With the Hearthstone metagame dominated by Shaman and Pirate Warrior for an extended period of time, balance changes were expected. Now, Blizzard has finally announced the upcoming changes, of which there are only two: changes to Spirit Claws and Small-Time Buccaneer. How will they affect the metagame?
Part of the One Night in Karazhan adventure, Spirit Claws was considered to be a highly powerful addition to an already powerful class right from the start. A 1/3 weapon that has an additional +2 attack whenever its owner controls a spell-damage minion, Spirit Claws has been a staple in practically all Shaman decks.
The weapon is devastating in the early game, where the Shaman player can play Spirit Claws on turn 1 followed by a hero power totem on turn 2 for a 25% chance to increase the weapon’s attack to 3 or even a Bloodmage Thalnos or a Kobold Geomancer on turn 2 to achieve the same.
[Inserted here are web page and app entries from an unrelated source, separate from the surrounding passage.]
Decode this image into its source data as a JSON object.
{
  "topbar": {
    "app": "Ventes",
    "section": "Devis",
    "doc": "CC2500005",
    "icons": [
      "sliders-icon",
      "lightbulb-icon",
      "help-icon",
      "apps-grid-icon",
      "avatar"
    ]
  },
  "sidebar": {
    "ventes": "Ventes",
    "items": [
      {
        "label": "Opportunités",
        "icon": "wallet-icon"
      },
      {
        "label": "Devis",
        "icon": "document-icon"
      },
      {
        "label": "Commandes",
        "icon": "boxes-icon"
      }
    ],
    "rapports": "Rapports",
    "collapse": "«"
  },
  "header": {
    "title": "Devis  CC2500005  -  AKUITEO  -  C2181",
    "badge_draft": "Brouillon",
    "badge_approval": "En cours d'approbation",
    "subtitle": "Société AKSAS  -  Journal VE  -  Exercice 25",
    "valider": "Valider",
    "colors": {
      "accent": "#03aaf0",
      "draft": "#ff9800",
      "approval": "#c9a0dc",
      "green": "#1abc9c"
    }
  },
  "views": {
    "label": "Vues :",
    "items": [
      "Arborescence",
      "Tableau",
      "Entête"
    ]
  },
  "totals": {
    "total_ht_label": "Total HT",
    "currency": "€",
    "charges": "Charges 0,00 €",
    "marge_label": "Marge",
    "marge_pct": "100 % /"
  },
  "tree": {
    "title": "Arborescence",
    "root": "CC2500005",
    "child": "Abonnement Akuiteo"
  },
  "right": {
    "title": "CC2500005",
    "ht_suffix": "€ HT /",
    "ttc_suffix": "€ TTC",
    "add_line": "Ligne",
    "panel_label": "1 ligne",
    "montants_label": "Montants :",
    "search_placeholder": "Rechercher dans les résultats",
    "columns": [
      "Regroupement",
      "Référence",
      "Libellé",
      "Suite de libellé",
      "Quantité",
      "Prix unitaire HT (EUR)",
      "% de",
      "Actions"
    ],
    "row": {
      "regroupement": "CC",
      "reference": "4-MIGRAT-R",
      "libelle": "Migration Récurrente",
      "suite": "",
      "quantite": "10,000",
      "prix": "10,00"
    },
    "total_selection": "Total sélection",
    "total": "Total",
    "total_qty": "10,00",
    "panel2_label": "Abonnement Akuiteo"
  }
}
At mere 1 mana, Spirit Claws is easy to combine with the hero power totem or a spell-damage minion in mid-game as well, such as the all-time Shaman favorite Azure Drake, but its power in dictating the entire game when played early on has been its main effect.
Now, Spirit Claws is being nerfed by increasing its mana cost to 2. This will outright kill the early game combos that the card was infamous for and make it a lot more difficult for the Shaman to snowball out of control right from the gate.
It is even questionable whether the card will still see play. Jade Claws is already a weapon at 2 mana, so if the Shaman deck does not run the pirate package and need a weapon to activate Small-Time Buccaneer, the additional investment in Spirit Claws might not be worth it.
Speaking of Small-Time Buccaneer and the pirate package, it is also targeted for a nerf. Upon its introduction, Small-Time Buccaneer was a 1/2 minion for 2 mana that has +2 attack while its owner has a weapon equipped.
The overall package has been incredibly strong: play a Small-Time Buccaneer on turn 1, have it pull your Patches from the deck, and follow that up with a weapon on turn 2, and you’re well on your way to domination. That 2 health has enabled Small-Time Buccaneer to survive many early game challenges, so it is now being targeted with a nerf down to 1 health.
That 1 health makes a big difference. Small-Time Buccaneer can now be killed by the Mage, Rogue, or Druid hero power, as well as an Argent Squire or Patches, for example. The viability of the entire pirate package is being affected, although it was dominant enough that it might find a way to survive this.
Winners and losers
The obvious losers are the decks directly affected by the nerfs: Aggro Shaman, Mid-Jade Shaman, and Pirate Warrior. They are just a little bit slower and weaker now, and that may open up opportunities for slower decks to re-enter or control the meta.
One of the biggest winners is Rogue. Rogue is so bad at dealing with all-out aggro, but it is very good at dealing with almost everything else. With its biggest counters weakened, Rogue looks to be in a good position. Even Jade Rogue might make an appearance alongside Miracle Rogue at some parts of the ladder, although Miracle seems to be clearly the stronger of the two.
Druid is another class that is happy to see the aggro decks weakened. Its problem is the potential increase in the numbers of Miracle Rogue, as Rogue is very good against Druid.
A dead class might also be revived, the Hunter! Aggro Shaman, Mid-Jade Shaman, and Pirate Warrior are the three worst matchups for Hunter, and with those decks weakened, Hunter might have a chance again. Cards such as Alleycat can now contest the early pirate package, something Hunter has not been able to use itself because its cheapest weapon costs 3 mana and does not curve out well with the Small-Time Buccaneer at 1. Secret Hunter can also contest Rogue, so things look promising for this forgotten class.
Warrior remains the most varied class in the game: Pirate Warrior, Dragon Warrior, and Control Warrior represent completely different archetypes, a feat unmatched by any other class. The weakening of Mid-Jade Shaman brings Dragon Warrior up to the forefront, but Control Warrior is again left to search its purpose: the current Control Warrior lists are heavily anti-aggro, and losing some of its better matchups and maybe even seeing more Druids is not something the old stalwart is looking forward to. However, Control Warrior has proven to be an extremely durable and flexible deck that has always found a niche for itself even when it is not top tier. The lists will change, but something at least semi-viable will be found.
Warlock finds itself in an interesting position as well. The overpowered aggro decks had out-smorced the good old Zoo, and with them weakened, Zoo might find room in the meta again. Renolock, on the other hand, is mostly neutral regarding the changes: it enjoys less aggro, but on the other hand it does not fancy seeing Rogues and Druids.
Overall, with such small changes to two cards, there will be some interesting times ahead for the metagame!